*PROBLEM DETAILS*.
All of the data is to be printed again exactly as it appears.

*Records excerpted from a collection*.
========================
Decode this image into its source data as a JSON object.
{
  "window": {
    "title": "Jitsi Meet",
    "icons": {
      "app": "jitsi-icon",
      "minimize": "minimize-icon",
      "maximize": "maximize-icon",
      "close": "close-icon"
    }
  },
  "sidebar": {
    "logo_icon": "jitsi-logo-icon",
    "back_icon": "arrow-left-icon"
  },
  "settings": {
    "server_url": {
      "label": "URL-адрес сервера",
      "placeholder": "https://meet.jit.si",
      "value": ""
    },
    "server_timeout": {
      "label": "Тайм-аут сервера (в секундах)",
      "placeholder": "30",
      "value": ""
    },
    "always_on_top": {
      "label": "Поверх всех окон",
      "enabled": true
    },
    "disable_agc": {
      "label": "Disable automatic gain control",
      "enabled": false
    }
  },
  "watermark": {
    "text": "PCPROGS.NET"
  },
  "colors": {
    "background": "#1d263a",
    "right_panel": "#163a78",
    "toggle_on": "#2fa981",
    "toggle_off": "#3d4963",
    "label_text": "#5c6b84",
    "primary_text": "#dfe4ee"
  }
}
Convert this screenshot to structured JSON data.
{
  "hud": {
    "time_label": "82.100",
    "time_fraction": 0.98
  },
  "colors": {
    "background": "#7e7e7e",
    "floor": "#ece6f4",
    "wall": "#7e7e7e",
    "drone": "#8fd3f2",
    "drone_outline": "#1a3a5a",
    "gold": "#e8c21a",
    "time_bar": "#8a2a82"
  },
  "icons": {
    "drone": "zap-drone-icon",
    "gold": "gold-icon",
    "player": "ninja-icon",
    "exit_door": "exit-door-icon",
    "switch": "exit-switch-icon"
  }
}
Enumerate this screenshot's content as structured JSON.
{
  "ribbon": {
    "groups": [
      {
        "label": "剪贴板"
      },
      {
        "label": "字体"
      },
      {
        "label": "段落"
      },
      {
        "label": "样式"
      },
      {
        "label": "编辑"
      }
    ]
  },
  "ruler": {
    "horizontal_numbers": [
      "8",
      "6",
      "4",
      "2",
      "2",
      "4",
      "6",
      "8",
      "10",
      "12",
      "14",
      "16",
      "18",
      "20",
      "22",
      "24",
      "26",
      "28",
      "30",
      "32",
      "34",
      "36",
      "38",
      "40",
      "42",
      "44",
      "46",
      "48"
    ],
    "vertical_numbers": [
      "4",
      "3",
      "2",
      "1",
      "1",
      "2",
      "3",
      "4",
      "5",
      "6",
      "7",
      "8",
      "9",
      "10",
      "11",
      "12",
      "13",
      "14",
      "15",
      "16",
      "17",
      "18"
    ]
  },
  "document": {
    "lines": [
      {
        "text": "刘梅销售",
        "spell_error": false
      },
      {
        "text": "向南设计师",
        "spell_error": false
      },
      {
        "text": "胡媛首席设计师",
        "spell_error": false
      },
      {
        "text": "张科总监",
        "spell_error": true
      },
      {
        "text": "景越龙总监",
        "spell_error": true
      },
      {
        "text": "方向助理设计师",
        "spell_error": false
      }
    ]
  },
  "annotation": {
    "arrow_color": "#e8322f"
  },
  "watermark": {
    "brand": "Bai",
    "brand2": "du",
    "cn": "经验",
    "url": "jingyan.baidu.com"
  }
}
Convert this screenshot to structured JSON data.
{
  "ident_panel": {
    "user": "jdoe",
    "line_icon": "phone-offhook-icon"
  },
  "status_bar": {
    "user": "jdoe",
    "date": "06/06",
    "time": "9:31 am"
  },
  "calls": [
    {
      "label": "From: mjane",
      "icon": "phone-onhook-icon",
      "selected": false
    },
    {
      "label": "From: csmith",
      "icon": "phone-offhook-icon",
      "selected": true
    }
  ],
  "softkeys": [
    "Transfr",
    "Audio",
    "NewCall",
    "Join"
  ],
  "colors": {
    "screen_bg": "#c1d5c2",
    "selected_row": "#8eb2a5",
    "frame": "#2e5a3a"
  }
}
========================
*RESPONSE TO THE EXERCISE*.
Decode this image into its source data as a JSON object.
{
  "window": {
    "title": "Jitsi Meet",
    "icons": {
      "app": "jitsi-icon",
      "minimize": "minimize-icon",
      "maximize": "maximize-icon",
      "close": "close-icon"
    }
  },
  "sidebar": {
    "logo_icon": "jitsi-logo-icon",
    "back_icon": "arrow-left-icon"
  },
  "settings": {
    "server_url": {
      "label": "URL-адрес сервера",
      "placeholder": "https://meet.jit.si",
      "value": ""
    },
    "server_timeout": {
      "label": "Тайм-аут сервера (в секундах)",
      "placeholder": "30",
      "value": ""
    },
    "always_on_top": {
      "label": "Поверх всех окон",
      "enabled": true
    },
    "disable_agc": {
      "label": "Disable automatic gain control",
      "enabled": false
    }
  },
  "watermark": {
    "text": "PCPROGS.NET"
  },
  "colors": {
    "background": "#1d263a",
    "right_panel": "#163a78",
    "toggle_on": "#2fa981",
    "toggle_off": "#3d4963",
    "label_text": "#5c6b84",
    "primary_text": "#dfe4ee"
  }
}
Convert this screenshot to structured JSON data.
{
  "hud": {
    "time_label": "82.100",
    "time_fraction": 0.98
  },
  "colors": {
    "background": "#7e7e7e",
    "floor": "#ece6f4",
    "wall": "#7e7e7e",
    "drone": "#8fd3f2",
    "drone_outline": "#1a3a5a",
    "gold": "#e8c21a",
    "time_bar": "#8a2a82"
  },
  "icons": {
    "drone": "zap-drone-icon",
    "gold": "gold-icon",
    "player": "ninja-icon",
    "exit_door": "exit-door-icon",
    "switch": "exit-switch-icon"
  }
}
Enumerate this screenshot's content as structured JSON.
{
  "ribbon": {
    "groups": [
      {
        "label": "剪贴板"
      },
      {
        "label": "字体"
      },
      {
        "label": "段落"
      },
      {
        "label": "样式"
      },
      {
        "label": "编辑"
      }
    ]
  },
  "ruler": {
    "horizontal_numbers": [
      "8",
      "6",
      "4",
      "2",
      "2",
      "4",
      "6",
      "8",
      "10",
      "12",
      "14",
      "16",
      "18",
      "20",
      "22",
      "24",
      "26",
      "28",
      "30",
      "32",
      "34",
      "36",
      "38",
      "40",
      "42",
      "44",
      "46",
      "48"
    ],
    "vertical_numbers": [
      "4",
      "3",
      "2",
      "1",
      "1",
      "2",
      "3",
      "4",
      "5",
      "6",
      "7",
      "8",
      "9",
      "10",
      "11",
      "12",
      "13",
      "14",
      "15",
      "16",
      "17",
      "18"
    ]
  },
  "document": {
    "lines": [
      {
        "text": "刘梅销售",
        "spell_error": false
      },
      {
        "text": "向南设计师",
        "spell_error": false
      },
      {
        "text": "胡媛首席设计师",
        "spell_error": false
      },
      {
        "text": "张科总监",
        "spell_error": true
      },
      {
        "text": "景越龙总监",
        "spell_error": true
      },
      {
        "text": "方向助理设计师",
        "spell_error": false
      }
    ]
  },
  "annotation": {
    "arrow_color": "#e8322f"
  },
  "watermark": {
    "brand": "Bai",
    "brand2": "du",
    "cn": "经验",
    "url": "jingyan.baidu.com"
  }
}
Convert this screenshot to structured JSON data.
{
  "ident_panel": {
    "user": "jdoe",
    "line_icon": "phone-offhook-icon"
  },
  "status_bar": {
    "user": "jdoe",
    "date": "06/06",
    "time": "9:31 am"
  },
  "calls": [
    {
      "label": "From: mjane",
      "icon": "phone-onhook-icon",
      "selected": false
    },
    {
      "label": "From: csmith",
      "icon": "phone-offhook-icon",
      "selected": true
    }
  ],
  "softkeys": [
    "Transfr",
    "Audio",
    "NewCall",
    "Join"
  ],
  "colors": {
    "screen_bg": "#c1d5c2",
    "selected_row": "#8eb2a5",
    "frame": "#2e5a3a"
  }
}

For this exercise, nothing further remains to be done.